It is well-known by now that gut microbiota plays maybe the most important role in our health, helping control digestion (1), empowering our immune system (2) and brain health (3). What wasn’t exactly known till recently was the type of dietary fibre that appear to be more beneficial. We were aware that prebiotic fibre were surely helpful, but apart from that, we didn’t have a clear image of which are more helpful than others. Until this systematic review and meta-analysis (4) from Bond University in Australia, by Dr. Katrina Campbell, gave us a new perspective on how some fibre can be more beneficial than others.

More specifically, 64 randomized clinical trials with 2099 participant were included in the study analyzed by the researchers. The goal was to compare dietary fiber interventions achieved through food or supplementation with placebo/low-fiber comparators.

The outcome was what most of us can imagine: all healthy adults who received increased fiber intake presented higher abundance of Bifidobacterium και Lactobacillus which are probiotics (good bacteria) that live in our intestines and stomach, as well as higher fecal levels of butyrate compared with the placebo/low-fiber group. Other bacteria, like Faecalibacterium prausnitzii, Roseburia spp., Eubacterium rectale and Ruminococcus bromii weren’t affected in terms of adequacy by fibre intake, when the researchers compared the outcomes of the two groups.

As far as fibre type is concerned and what effect each type has on gut microbiota, there is the following categorization among accepted prebiotic fibers, candidate prebiotic fibers and general fibers –the last type are the fibres that can’t be classified neither as accepted, nor as candidate. According to the researchers, fructans and galactooligosaccharides, which were the accepted fibre type, led to greater abundance of Bifidobacterium spp. and Lactobacillus spp., while the candidate prebiotic fibres affected only Bifidobacterium. General fibres didn’t affect neither of the bacteria. In this whole process, fermentability pf fibres seems to play an important role. Furthermore, there were no changes detected in α-diversity and abundances of other bacteria apart from those two, which shows how stable can the gut microbiota be, although past studies have shown otherwise.
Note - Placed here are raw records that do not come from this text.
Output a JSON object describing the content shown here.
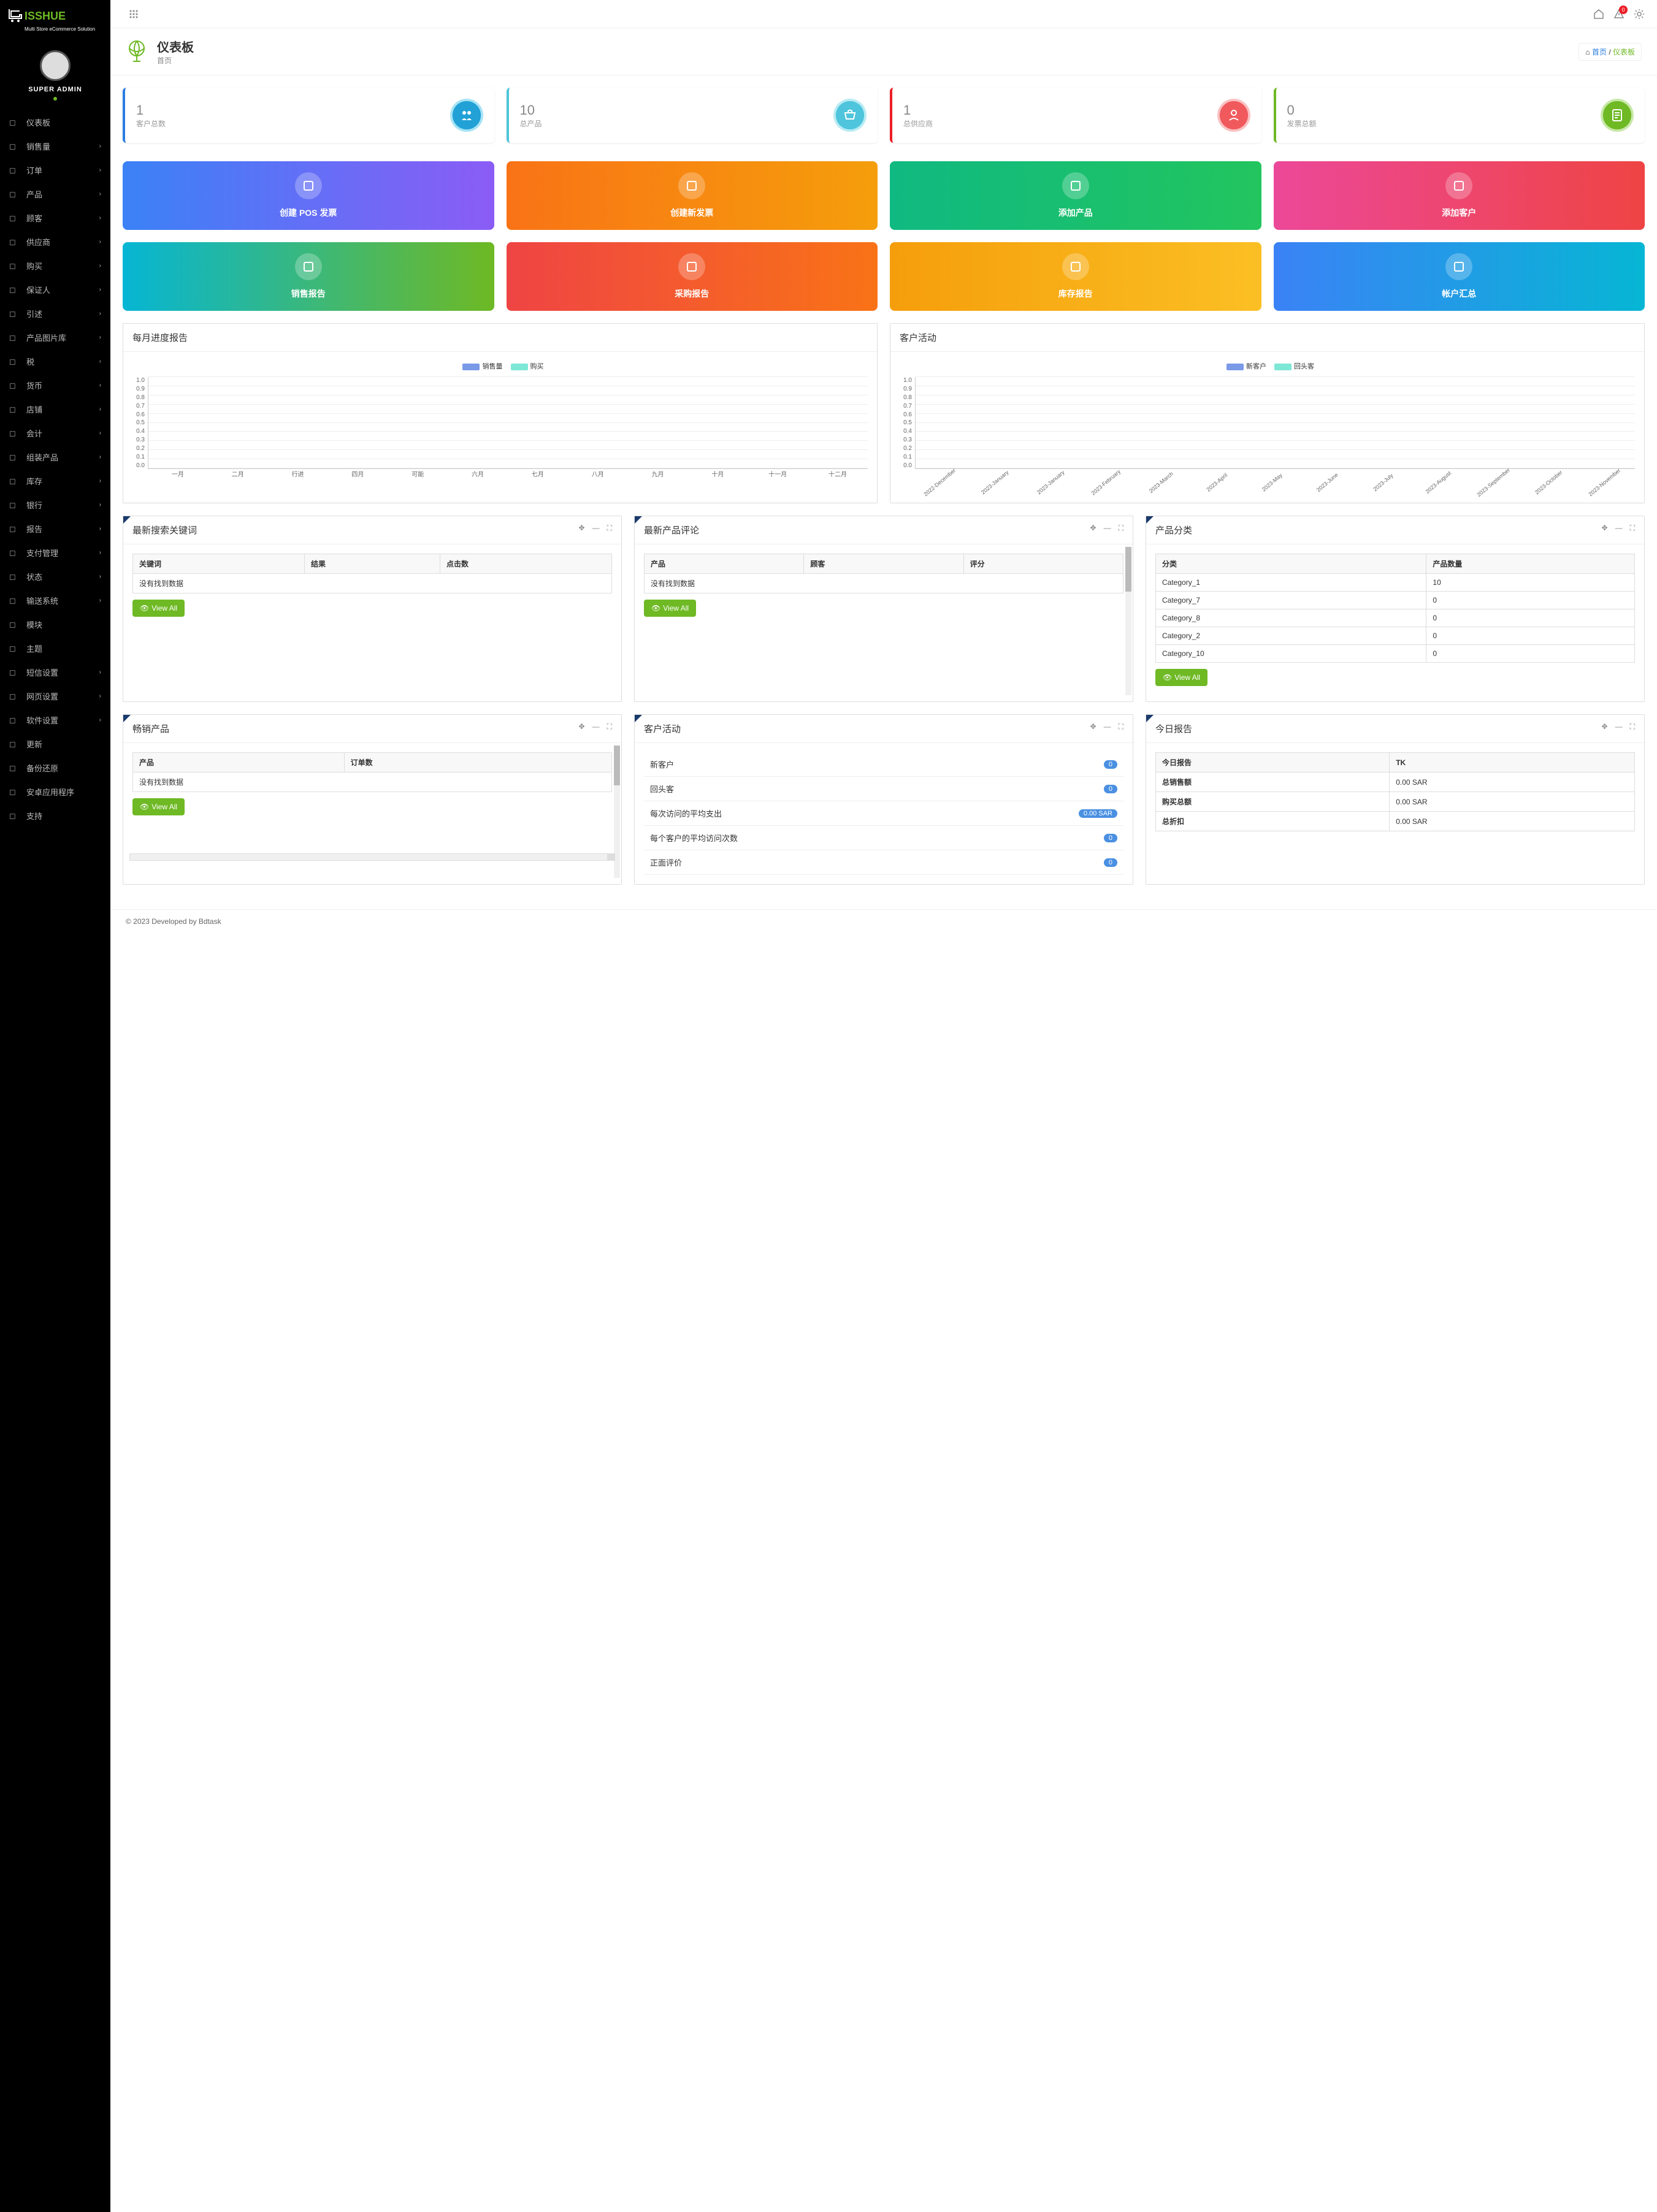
{
  "logo": {
    "main": "ISSHUE",
    "sub": "Multi Store eCommerce Solution"
  },
  "user": {
    "name": "SUPER ADMIN",
    "avatar_alt": ""
  },
  "notif_count": "0",
  "page": {
    "title": "仪表板",
    "sub": "首页"
  },
  "breadcrumb": {
    "home": "首页",
    "current": "仪表板"
  },
  "nav": [
    {
      "label": "仪表板",
      "expandable": false
    },
    {
      "label": "销售量",
      "expandable": true
    },
    {
      "label": "订单",
      "expandable": true
    },
    {
      "label": "产品",
      "expandable": true
    },
    {
      "label": "顾客",
      "expandable": true
    },
    {
      "label": "供应商",
      "expandable": true
    },
    {
      "label": "购买",
      "expandable": true
    },
    {
      "label": "保证人",
      "expandable": true
    },
    {
      "label": "引述",
      "expandable": true
    },
    {
      "label": "产品图片库",
      "expandable": true
    },
    {
      "label": "税",
      "expandable": true
    },
    {
      "label": "货币",
      "expandable": true
    },
    {
      "label": "店铺",
      "expandable": true
    },
    {
      "label": "会计",
      "expandable": true
    },
    {
      "label": "组装产品",
      "expandable": true
    },
    {
      "label": "库存",
      "expandable": true
    },
    {
      "label": "银行",
      "expandable": true
    },
    {
      "label": "报告",
      "expandable": true
    },
    {
      "label": "支付管理",
      "expandable": true
    },
    {
      "label": "状态",
      "expandable": true
    },
    {
      "label": "输送系统",
      "expandable": true
    },
    {
      "label": "模块",
      "expandable": false
    },
    {
      "label": "主题",
      "expandable": false
    },
    {
      "label": "短信设置",
      "expandable": true
    },
    {
      "label": "网页设置",
      "expandable": true
    },
    {
      "label": "软件设置",
      "expandable": true
    },
    {
      "label": "更新",
      "expandable": false
    },
    {
      "label": "备份还原",
      "expandable": false
    },
    {
      "label": "安卓应用程序",
      "expandable": false
    },
    {
      "label": "支持",
      "expandable": false
    }
  ],
  "stats": [
    {
      "value": "1",
      "label": "客户总数"
    },
    {
      "value": "10",
      "label": "总产品"
    },
    {
      "value": "1",
      "label": "总供应商"
    },
    {
      "value": "0",
      "label": "发票总额"
    }
  ],
  "actions1": [
    {
      "label": "创建 POS 发票",
      "cls": "g-blue"
    },
    {
      "label": "创建新发票",
      "cls": "g-orange"
    },
    {
      "label": "添加产品",
      "cls": "g-green"
    },
    {
      "label": "添加客户",
      "cls": "g-pink"
    }
  ],
  "actions2": [
    {
      "label": "销售报告",
      "cls": "g-teal"
    },
    {
      "label": "采购报告",
      "cls": "g-red"
    },
    {
      "label": "库存报告",
      "cls": "g-amber"
    },
    {
      "label": "帐户汇总",
      "cls": "g-sky"
    }
  ],
  "chart1": {
    "title": "每月进度报告",
    "legend1": "销售量",
    "legend2": "购买"
  },
  "chart2": {
    "title": "客户活动",
    "legend1": "新客户",
    "legend2": "回头客"
  },
  "panels": {
    "keywords": {
      "title": "最新搜索关键词",
      "cols": [
        "关键词",
        "结果",
        "点击数"
      ],
      "empty": "没有找到数据",
      "view": "View All"
    },
    "reviews": {
      "title": "最新产品评论",
      "cols": [
        "产品",
        "顾客",
        "评分"
      ],
      "empty": "没有找到数据",
      "view": "View All"
    },
    "categories": {
      "title": "产品分类",
      "cols": [
        "分类",
        "产品数量"
      ],
      "rows": [
        [
          "Category_1",
          "10"
        ],
        [
          "Category_7",
          "0"
        ],
        [
          "Category_8",
          "0"
        ],
        [
          "Category_2",
          "0"
        ],
        [
          "Category_10",
          "0"
        ]
      ],
      "view": "View All"
    },
    "best": {
      "title": "畅销产品",
      "cols": [
        "产品",
        "订单数"
      ],
      "empty": "没有找到数据",
      "view": "View All"
    },
    "activity": {
      "title": "客户活动",
      "items": [
        {
          "label": "新客户",
          "badge": "0"
        },
        {
          "label": "回头客",
          "badge": "0"
        },
        {
          "label": "每次访问的平均支出",
          "badge": "0.00 SAR"
        },
        {
          "label": "每个客户的平均访问次数",
          "badge": "0"
        },
        {
          "label": "正面评价",
          "badge": "0"
        }
      ]
    },
    "today": {
      "title": "今日报告",
      "rows": [
        [
          "今日报告",
          "TK"
        ],
        [
          "总销售额",
          "0.00 SAR"
        ],
        [
          "购买总额",
          "0.00 SAR"
        ],
        [
          "总折扣",
          "0.00 SAR"
        ]
      ]
    }
  },
  "footer": "© 2023 Developed by Bdtask",
  "chart_data": [
    {
      "type": "bar",
      "title": "每月进度报告",
      "categories": [
        "一月",
        "二月",
        "行进",
        "四月",
        "可能",
        "六月",
        "七月",
        "八月",
        "九月",
        "十月",
        "十一月",
        "十二月"
      ],
      "series": [
        {
          "name": "销售量",
          "values": [
            0,
            0,
            0,
            0,
            0,
            0,
            0,
            0,
            0,
            0,
            0,
            0
          ]
        },
        {
          "name": "购买",
          "values": [
            0,
            0,
            0,
            0,
            0,
            0,
            0,
            0,
            0,
            0,
            0,
            0
          ]
        }
      ],
      "ylim": [
        0,
        1
      ],
      "yticks": [
        0,
        0.1,
        0.2,
        0.3,
        0.4,
        0.5,
        0.6,
        0.7,
        0.8,
        0.9,
        1.0
      ]
    },
    {
      "type": "bar",
      "title": "客户活动",
      "categories": [
        "2022-December",
        "2023-January",
        "2023-January",
        "2023-February",
        "2023-March",
        "2023-April",
        "2023-May",
        "2023-June",
        "2023-July",
        "2023-August",
        "2023-September",
        "2023-October",
        "2023-November"
      ],
      "series": [
        {
          "name": "新客户",
          "values": [
            0,
            0,
            0,
            0,
            0,
            0,
            0,
            0,
            0,
            0,
            0,
            0,
            0
          ]
        },
        {
          "name": "回头客",
          "values": [
            0,
            0,
            0,
            0,
            0,
            0,
            0,
            0,
            0,
            0,
            0,
            0,
            0
          ]
        }
      ],
      "ylim": [
        0,
        1
      ],
      "yticks": [
        0,
        0.1,
        0.2,
        0.3,
        0.4,
        0.5,
        0.6,
        0.7,
        0.8,
        0.9,
        1.0
      ]
    }
  ]
}
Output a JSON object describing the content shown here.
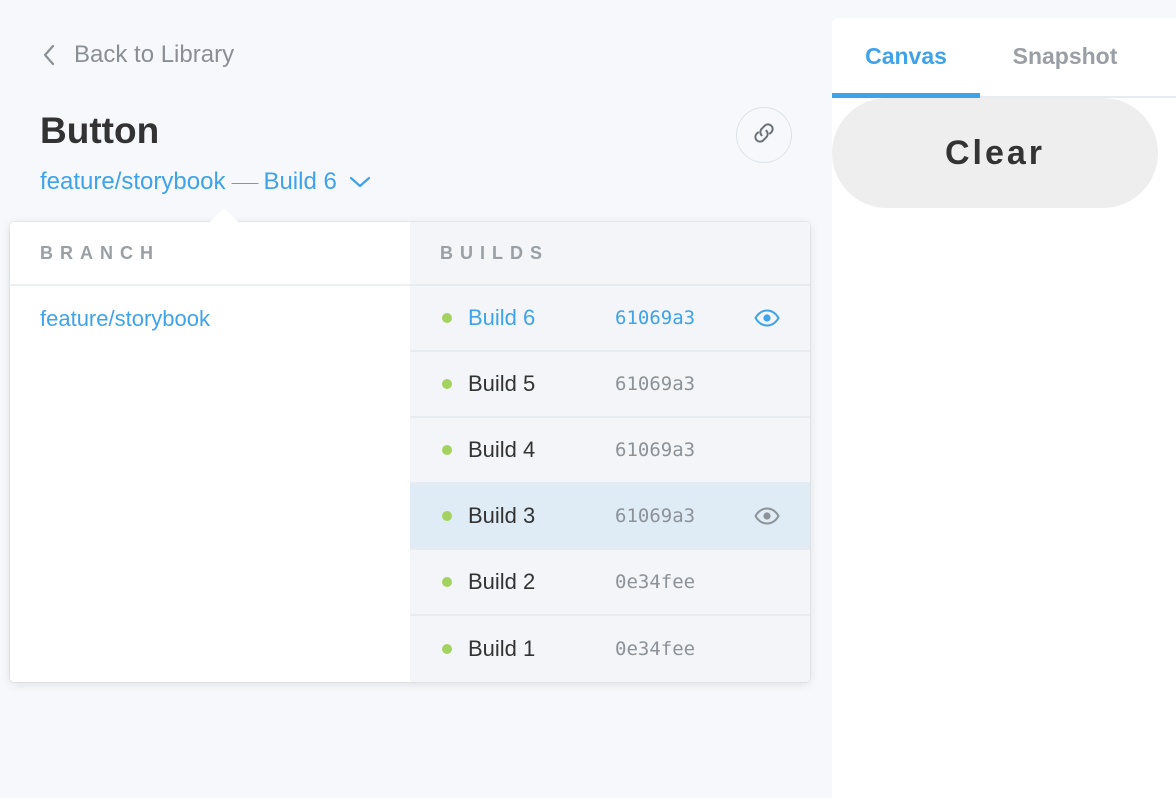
{
  "nav": {
    "back_label": "Back to Library"
  },
  "header": {
    "title": "Button",
    "branch": "feature/storybook",
    "build": "Build 6"
  },
  "dropdown": {
    "branch_heading": "BRANCH",
    "builds_heading": "BUILDS",
    "branches": [
      "feature/storybook"
    ],
    "builds": [
      {
        "name": "Build 6",
        "hash": "61069a3",
        "state": "active",
        "viewing": true
      },
      {
        "name": "Build 5",
        "hash": "61069a3",
        "state": "normal",
        "viewing": false
      },
      {
        "name": "Build 4",
        "hash": "61069a3",
        "state": "normal",
        "viewing": false
      },
      {
        "name": "Build 3",
        "hash": "61069a3",
        "state": "hover",
        "viewing": true
      },
      {
        "name": "Build 2",
        "hash": "0e34fee",
        "state": "normal",
        "viewing": false
      },
      {
        "name": "Build 1",
        "hash": "0e34fee",
        "state": "normal",
        "viewing": false
      }
    ]
  },
  "tabs": [
    {
      "label": "Canvas",
      "selected": true
    },
    {
      "label": "Snapshot",
      "selected": false
    }
  ],
  "preview": {
    "button_label": "Clear"
  },
  "colors": {
    "accent": "#3ea3e8",
    "status_green": "#a4d25f",
    "muted": "#9a9ea5",
    "hover_row": "#dfecf5"
  },
  "icons": {
    "back": "chevron-left-icon",
    "link": "link-icon",
    "dropdown": "chevron-down-icon",
    "status": "status-dot-icon",
    "view": "eye-icon"
  }
}
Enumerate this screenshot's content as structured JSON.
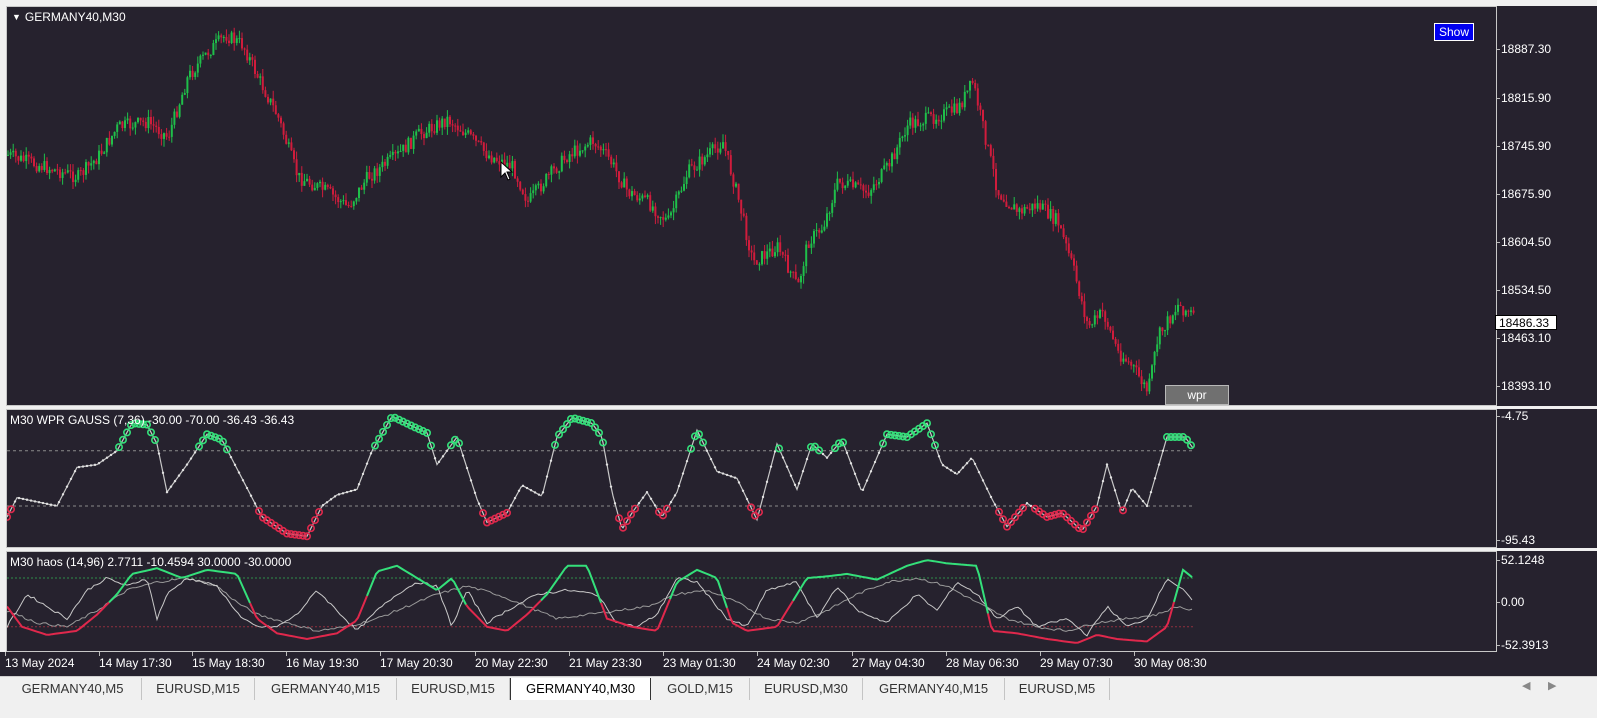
{
  "main": {
    "symbol_label": "GERMANY40,M30",
    "show_button": "Show",
    "wpr_button": "wpr",
    "current_price": "18486.33",
    "price_ticks": [
      "18887.30",
      "18815.90",
      "18745.90",
      "18675.90",
      "18604.50",
      "18534.50",
      "18463.10",
      "18393.10"
    ],
    "bull_color": "#1fbf4a",
    "bear_color": "#d01c3c",
    "background": "#26222e"
  },
  "wpr": {
    "label": "M30 WPR  GAUSS (7,36) -30.00 -70.00 -36.43 -36.43",
    "ticks": [
      "-4.75",
      "-95.43"
    ],
    "levels": [
      -30,
      -70
    ],
    "line_color": "#c8c8c8",
    "overbought_color": "#34e07a",
    "oversold_color": "#e0284c"
  },
  "haos": {
    "label": "M30 haos  (14,96) 2.7711 -10.4594 30.0000 -30.0000",
    "ticks": [
      "52.1248",
      "0.00",
      "-52.3913"
    ],
    "levels": [
      30,
      -30
    ],
    "up_color": "#34e07a",
    "down_color": "#e0284c",
    "line_color": "#c8c8c8"
  },
  "time_labels": [
    "13 May 2024",
    "14 May 17:30",
    "15 May 18:30",
    "16 May 19:30",
    "17 May 20:30",
    "20 May 22:30",
    "21 May 23:30",
    "23 May 01:30",
    "24 May 02:30",
    "27 May 04:30",
    "28 May 06:30",
    "29 May 07:30",
    "30 May 08:30"
  ],
  "tabs": [
    "GERMANY40,M5",
    "EURUSD,M15",
    "GERMANY40,M15",
    "EURUSD,M15",
    "GERMANY40,M30",
    "GOLD,M15",
    "EURUSD,M30",
    "GERMANY40,M15",
    "EURUSD,M5"
  ],
  "active_tab": "GERMANY40,M30",
  "scroll_left_icon": "◀",
  "scroll_right_icon": "▶"
}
What must be noted is that there were differences in intervention effects in subgroup analyses depending upon trial design. Dietary fiber led to significantly lower α-diversity compared with placebo/low-fiber comparators in crossover design trials. Also, subgroup analysis separating the effects of food and supplement interventions showed that food interventions had no effect on Bifidobacterium and Lactobacillus spp. The authors think that this might be owed to the relatively low sample size studies of food interventions and also to the fact that most of the trials using food interventions, supplemented with grain and cereal foods to increase fiber intake and not a diverse range of fibrous foods.

Note that, interestingly, there were no differences in the effect of dietary fiber interventions on Bifidobacterium spp. abundance with varying doses of fiber. While this requires further clarification, it seems that lower-dose supplementation may offer an advantage in patients who experience GI symptoms with higher fiber loads and it shows that even less than 5gr of fibre may be enough for gut microbiota fermentation.

As we can understand, further research is surely required for researchers and health professionals to understand the role of individual fiber types on gut microbiota, but this meta-analysis gives us some important clues.